Another app, OMG. I Can Meditate! (access to all sessions, $12.99 a month; $89.99 a year on iOS), offers sessions like “Mindful Walking,” “Waiting in Lines,” “Public Places” and “Mindful Eating,” which I selected during breakfast.
“Notice all the different colors, textures, shades, different food types,” a female voice said. The travel-related meditations on this app may appeal if you’re beginning to practice mindfulness and want step-by-step instructions. The eating session, for instance, asks listeners to rate their hunger from 1 to 10 to help them learn when they are full. “A lot of us eat because we’re nervous or bored,” the voice said. Other users, however, may find such sessions too much like pedestrian self-help audiobooks.
One morning, I tried Calm (the company’s website offers lovely, free nature sounds and scenes, perfect for office workers seeking to drown out ambient chatter). The app (access to all sessions, $12.99 a month; $59.99 a year on iOS) has multiday programs such as “Seven Days of Calming Anxiety,” as well as meditations including “Calm Kids,” “Deep Sleep,” “Commuting” and “Emergency Calm.” I tried “Walking Meditation,” during which a female voice asks you to notice how you’re moving and what you’re seeing. The commuting and walking meditations were the only travel meditations in the app. If you’re a beginner and want the blithe cadence of certain yoga teachers, you may enjoy these sessions. If sing-songy voices make you think of the sleep teachings used to brainwash children in “Brave New World,” you may not.
On the plane at Newark I also tested Pause, a simple, low-cost app ($1.99) with a surprising payoff. Unlike other stress-relief apps that try to keep you in the here and now, this one incorporates touch as well as sound. While it isn’t travel-specific, its ease of use makes it a nifty on-the-go solution. You put the tip of your finger on a small blob and slowly move it around the screen of your phone, like pushing a desktop sandbox with a little rake. (The creators of Pause say it uses principles of Tai Chi.) Move your finger and the blob grows while your ears are bathed with birdsong and breaking waves. As passengers jockeyed for overhead bin space, I guided the blob this way and that. Words appeared. “Go anywhere.”
At first, the idea of Pause seemed as silly as a mood ring. But there is something about slowly guiding your hand to the sound of lapping waves that has you radiating calm before you even set foot on a beach. If you want a quick, surreptitious way to refresh your mind without someone instructing you to tune into your breath, this could be the app for you.
Experienced meditators may want to try an oldie but goodie: Buddhify ($4.99 for iOS and $2.99 for Android), which has a rainbow wheel with a question in the center: “What are you doing?” Users can select slices of the wheel with sessions like “Walking in City.” I tapped one that said “Traveling” and up came options like “Connecting with stillness in a busy place” and “A unique meditation for when you’re on a plane.”

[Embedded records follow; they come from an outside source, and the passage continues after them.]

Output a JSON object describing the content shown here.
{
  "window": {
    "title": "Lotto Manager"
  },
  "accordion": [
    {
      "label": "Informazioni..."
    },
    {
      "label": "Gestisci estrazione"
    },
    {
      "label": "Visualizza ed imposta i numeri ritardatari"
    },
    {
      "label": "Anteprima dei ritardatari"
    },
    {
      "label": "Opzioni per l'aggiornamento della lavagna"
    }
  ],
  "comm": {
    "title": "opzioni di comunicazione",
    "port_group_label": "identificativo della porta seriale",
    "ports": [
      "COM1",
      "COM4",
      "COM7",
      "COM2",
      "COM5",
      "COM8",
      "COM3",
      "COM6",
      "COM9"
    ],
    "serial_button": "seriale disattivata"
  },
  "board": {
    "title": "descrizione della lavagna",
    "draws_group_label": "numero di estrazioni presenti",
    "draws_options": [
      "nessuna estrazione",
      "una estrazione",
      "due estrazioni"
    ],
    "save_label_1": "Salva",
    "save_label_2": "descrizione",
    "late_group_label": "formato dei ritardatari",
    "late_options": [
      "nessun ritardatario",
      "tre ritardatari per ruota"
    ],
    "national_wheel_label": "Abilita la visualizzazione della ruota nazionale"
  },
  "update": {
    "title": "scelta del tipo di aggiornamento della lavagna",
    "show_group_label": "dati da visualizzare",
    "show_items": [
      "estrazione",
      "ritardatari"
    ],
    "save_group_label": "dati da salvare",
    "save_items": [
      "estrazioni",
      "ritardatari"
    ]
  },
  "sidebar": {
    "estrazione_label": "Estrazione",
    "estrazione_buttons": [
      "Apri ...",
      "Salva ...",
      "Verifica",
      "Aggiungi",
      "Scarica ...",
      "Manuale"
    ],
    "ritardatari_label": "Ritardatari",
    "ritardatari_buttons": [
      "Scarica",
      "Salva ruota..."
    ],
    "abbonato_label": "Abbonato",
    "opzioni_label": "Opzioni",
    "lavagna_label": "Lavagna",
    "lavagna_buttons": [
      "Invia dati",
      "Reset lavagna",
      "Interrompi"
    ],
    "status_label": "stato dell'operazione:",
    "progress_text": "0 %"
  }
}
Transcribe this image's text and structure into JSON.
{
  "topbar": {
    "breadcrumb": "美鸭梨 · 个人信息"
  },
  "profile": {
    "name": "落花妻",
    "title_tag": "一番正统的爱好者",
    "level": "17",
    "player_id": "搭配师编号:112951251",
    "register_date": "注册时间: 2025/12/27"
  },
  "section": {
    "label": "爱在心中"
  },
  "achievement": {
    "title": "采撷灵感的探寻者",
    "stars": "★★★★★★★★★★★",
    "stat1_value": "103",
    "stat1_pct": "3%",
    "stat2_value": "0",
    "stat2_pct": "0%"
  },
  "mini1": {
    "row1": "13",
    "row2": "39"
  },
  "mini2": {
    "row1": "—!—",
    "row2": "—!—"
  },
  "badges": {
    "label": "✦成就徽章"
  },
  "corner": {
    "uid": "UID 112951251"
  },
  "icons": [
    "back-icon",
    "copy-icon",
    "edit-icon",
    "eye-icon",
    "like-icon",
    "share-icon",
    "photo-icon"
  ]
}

The latter is about 10 minutes. A soft male voice asks you to notice the sounds of the plane, and the people within. To help you stay present, the voice suggests that when your thoughts drift to the past, you say to yourself the name of the city from which you’re departing. If your thoughts drag you into the future, you say the city where you’re headed. Simple but effective in gently guiding the mind.
“Did one of the cities feature more often than the other?” the voice asked. “Just that little observation can teach us a lot about where our mind tends to wander, whether to the past or to the future. And the more our mind learns about itself, the stronger it becomes.”
(The New York Times)